Exercise prompt
Reproduce the listing below precisely, leaving every line intact.
__________________________________________________
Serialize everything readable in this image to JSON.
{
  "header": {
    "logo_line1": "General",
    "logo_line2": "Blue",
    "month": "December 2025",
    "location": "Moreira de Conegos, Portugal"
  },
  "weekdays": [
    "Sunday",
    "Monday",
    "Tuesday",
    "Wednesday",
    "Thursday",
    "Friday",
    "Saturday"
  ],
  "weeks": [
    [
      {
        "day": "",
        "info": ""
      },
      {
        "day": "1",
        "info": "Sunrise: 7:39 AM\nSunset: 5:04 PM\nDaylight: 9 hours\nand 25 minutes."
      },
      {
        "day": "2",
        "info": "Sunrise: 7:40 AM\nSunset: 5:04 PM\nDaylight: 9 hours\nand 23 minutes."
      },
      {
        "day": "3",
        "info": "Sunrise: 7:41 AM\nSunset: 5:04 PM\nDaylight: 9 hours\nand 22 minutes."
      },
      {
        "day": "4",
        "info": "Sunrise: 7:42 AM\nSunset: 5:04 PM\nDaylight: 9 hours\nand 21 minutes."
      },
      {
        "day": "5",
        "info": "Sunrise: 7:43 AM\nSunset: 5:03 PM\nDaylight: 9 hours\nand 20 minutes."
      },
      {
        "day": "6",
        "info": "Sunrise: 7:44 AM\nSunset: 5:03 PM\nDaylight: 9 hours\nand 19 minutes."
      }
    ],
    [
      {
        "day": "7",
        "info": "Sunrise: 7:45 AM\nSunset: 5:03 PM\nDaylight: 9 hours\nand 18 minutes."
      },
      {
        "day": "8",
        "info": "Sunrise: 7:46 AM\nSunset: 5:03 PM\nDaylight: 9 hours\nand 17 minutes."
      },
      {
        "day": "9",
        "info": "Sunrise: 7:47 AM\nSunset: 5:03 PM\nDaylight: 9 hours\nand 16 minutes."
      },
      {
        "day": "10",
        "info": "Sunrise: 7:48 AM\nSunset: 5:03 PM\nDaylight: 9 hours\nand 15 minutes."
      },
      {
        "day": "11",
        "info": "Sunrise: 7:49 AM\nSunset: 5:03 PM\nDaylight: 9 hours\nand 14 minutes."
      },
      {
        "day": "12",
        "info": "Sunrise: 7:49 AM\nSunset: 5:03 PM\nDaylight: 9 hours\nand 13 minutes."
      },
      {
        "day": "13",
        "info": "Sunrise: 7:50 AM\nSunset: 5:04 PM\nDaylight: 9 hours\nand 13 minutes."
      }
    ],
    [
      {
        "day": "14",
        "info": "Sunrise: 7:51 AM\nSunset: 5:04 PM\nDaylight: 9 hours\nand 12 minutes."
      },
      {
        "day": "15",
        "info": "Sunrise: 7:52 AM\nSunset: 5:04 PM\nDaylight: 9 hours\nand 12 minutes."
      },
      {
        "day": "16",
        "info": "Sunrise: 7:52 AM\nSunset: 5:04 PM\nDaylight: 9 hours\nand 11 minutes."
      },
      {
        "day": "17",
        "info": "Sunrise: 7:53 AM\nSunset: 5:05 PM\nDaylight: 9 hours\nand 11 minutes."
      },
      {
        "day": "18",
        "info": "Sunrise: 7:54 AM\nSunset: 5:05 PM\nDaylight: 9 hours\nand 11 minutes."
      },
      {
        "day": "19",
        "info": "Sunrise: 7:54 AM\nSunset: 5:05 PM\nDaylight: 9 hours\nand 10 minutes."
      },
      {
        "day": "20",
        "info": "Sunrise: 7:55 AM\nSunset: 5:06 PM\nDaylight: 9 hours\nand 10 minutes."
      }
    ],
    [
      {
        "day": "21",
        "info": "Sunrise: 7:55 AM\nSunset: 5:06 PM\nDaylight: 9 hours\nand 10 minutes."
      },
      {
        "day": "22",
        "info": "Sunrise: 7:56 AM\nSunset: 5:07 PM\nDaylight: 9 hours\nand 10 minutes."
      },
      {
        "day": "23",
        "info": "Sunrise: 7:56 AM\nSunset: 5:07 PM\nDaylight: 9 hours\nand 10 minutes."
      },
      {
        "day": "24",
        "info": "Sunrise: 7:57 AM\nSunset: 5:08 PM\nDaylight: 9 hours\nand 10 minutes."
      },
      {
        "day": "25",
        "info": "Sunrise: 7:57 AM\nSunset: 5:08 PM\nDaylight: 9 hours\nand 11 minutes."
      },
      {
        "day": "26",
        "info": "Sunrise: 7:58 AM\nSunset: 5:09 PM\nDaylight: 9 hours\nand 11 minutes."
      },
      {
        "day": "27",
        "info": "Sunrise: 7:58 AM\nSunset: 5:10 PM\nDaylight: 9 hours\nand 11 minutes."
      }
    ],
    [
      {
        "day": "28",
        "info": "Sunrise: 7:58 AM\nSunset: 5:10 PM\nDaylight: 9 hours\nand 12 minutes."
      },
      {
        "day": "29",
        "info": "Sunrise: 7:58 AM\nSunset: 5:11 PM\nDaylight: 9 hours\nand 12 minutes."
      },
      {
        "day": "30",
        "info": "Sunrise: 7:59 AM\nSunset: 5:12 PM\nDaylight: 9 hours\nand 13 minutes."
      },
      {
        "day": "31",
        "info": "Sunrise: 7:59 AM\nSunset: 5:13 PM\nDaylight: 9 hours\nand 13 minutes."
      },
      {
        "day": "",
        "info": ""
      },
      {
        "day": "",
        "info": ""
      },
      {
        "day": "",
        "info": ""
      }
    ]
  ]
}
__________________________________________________
Task solution
Serialize everything readable in this image to JSON.
{
  "header": {
    "logo_line1": "General",
    "logo_line2": "Blue",
    "month": "December 2025",
    "location": "Moreira de Conegos, Portugal"
  },
  "weekdays": [
    "Sunday",
    "Monday",
    "Tuesday",
    "Wednesday",
    "Thursday",
    "Friday",
    "Saturday"
  ],
  "weeks": [
    [
      {
        "day": "",
        "info": ""
      },
      {
        "day": "1",
        "info": "Sunrise: 7:39 AM\nSunset: 5:04 PM\nDaylight: 9 hours\nand 25 minutes."
      },
      {
        "day": "2",
        "info": "Sunrise: 7:40 AM\nSunset: 5:04 PM\nDaylight: 9 hours\nand 23 minutes."
      },
      {
        "day": "3",
        "info": "Sunrise: 7:41 AM\nSunset: 5:04 PM\nDaylight: 9 hours\nand 22 minutes."
      },
      {
        "day": "4",
        "info": "Sunrise: 7:42 AM\nSunset: 5:04 PM\nDaylight: 9 hours\nand 21 minutes."
      },
      {
        "day": "5",
        "info": "Sunrise: 7:43 AM\nSunset: 5:03 PM\nDaylight: 9 hours\nand 20 minutes."
      },
      {
        "day": "6",
        "info": "Sunrise: 7:44 AM\nSunset: 5:03 PM\nDaylight: 9 hours\nand 19 minutes."
      }
    ],
    [
      {
        "day": "7",
        "info": "Sunrise: 7:45 AM\nSunset: 5:03 PM\nDaylight: 9 hours\nand 18 minutes."
      },
      {
        "day": "8",
        "info": "Sunrise: 7:46 AM\nSunset: 5:03 PM\nDaylight: 9 hours\nand 17 minutes."
      },
      {
        "day": "9",
        "info": "Sunrise: 7:47 AM\nSunset: 5:03 PM\nDaylight: 9 hours\nand 16 minutes."
      },
      {
        "day": "10",
        "info": "Sunrise: 7:48 AM\nSunset: 5:03 PM\nDaylight: 9 hours\nand 15 minutes."
      },
      {
        "day": "11",
        "info": "Sunrise: 7:49 AM\nSunset: 5:03 PM\nDaylight: 9 hours\nand 14 minutes."
      },
      {
        "day": "12",
        "info": "Sunrise: 7:49 AM\nSunset: 5:03 PM\nDaylight: 9 hours\nand 13 minutes."
      },
      {
        "day": "13",
        "info": "Sunrise: 7:50 AM\nSunset: 5:04 PM\nDaylight: 9 hours\nand 13 minutes."
      }
    ],
    [
      {
        "day": "14",
        "info": "Sunrise: 7:51 AM\nSunset: 5:04 PM\nDaylight: 9 hours\nand 12 minutes."
      },
      {
        "day": "15",
        "info": "Sunrise: 7:52 AM\nSunset: 5:04 PM\nDaylight: 9 hours\nand 12 minutes."
      },
      {
        "day": "16",
        "info": "Sunrise: 7:52 AM\nSunset: 5:04 PM\nDaylight: 9 hours\nand 11 minutes."
      },
      {
        "day": "17",
        "info": "Sunrise: 7:53 AM\nSunset: 5:05 PM\nDaylight: 9 hours\nand 11 minutes."
      },
      {
        "day": "18",
        "info": "Sunrise: 7:54 AM\nSunset: 5:05 PM\nDaylight: 9 hours\nand 11 minutes."
      },
      {
        "day": "19",
        "info": "Sunrise: 7:54 AM\nSunset: 5:05 PM\nDaylight: 9 hours\nand 10 minutes."
      },
      {
        "day": "20",
        "info": "Sunrise: 7:55 AM\nSunset: 5:06 PM\nDaylight: 9 hours\nand 10 minutes."
      }
    ],
    [
      {
        "day": "21",
        "info": "Sunrise: 7:55 AM\nSunset: 5:06 PM\nDaylight: 9 hours\nand 10 minutes."
      },
      {
        "day": "22",
        "info": "Sunrise: 7:56 AM\nSunset: 5:07 PM\nDaylight: 9 hours\nand 10 minutes."
      },
      {
        "day": "23",
        "info": "Sunrise: 7:56 AM\nSunset: 5:07 PM\nDaylight: 9 hours\nand 10 minutes."
      },
      {
        "day": "24",
        "info": "Sunrise: 7:57 AM\nSunset: 5:08 PM\nDaylight: 9 hours\nand 10 minutes."
      },
      {
        "day": "25",
        "info": "Sunrise: 7:57 AM\nSunset: 5:08 PM\nDaylight: 9 hours\nand 11 minutes."
      },
      {
        "day": "26",
        "info": "Sunrise: 7:58 AM\nSunset: 5:09 PM\nDaylight: 9 hours\nand 11 minutes."
      },
      {
        "day": "27",
        "info": "Sunrise: 7:58 AM\nSunset: 5:10 PM\nDaylight: 9 hours\nand 11 minutes."
      }
    ],
    [
      {
        "day": "28",
        "info": "Sunrise: 7:58 AM\nSunset: 5:10 PM\nDaylight: 9 hours\nand 12 minutes."
      },
      {
        "day": "29",
        "info": "Sunrise: 7:58 AM\nSunset: 5:11 PM\nDaylight: 9 hours\nand 12 minutes."
      },
      {
        "day": "30",
        "info": "Sunrise: 7:59 AM\nSunset: 5:12 PM\nDaylight: 9 hours\nand 13 minutes."
      },
      {
        "day": "31",
        "info": "Sunrise: 7:59 AM\nSunset: 5:13 PM\nDaylight: 9 hours\nand 13 minutes."
      },
      {
        "day": "",
        "info": ""
      },
      {
        "day": "",
        "info": ""
      },
      {
        "day": "",
        "info": ""
      }
    ]
  ]
}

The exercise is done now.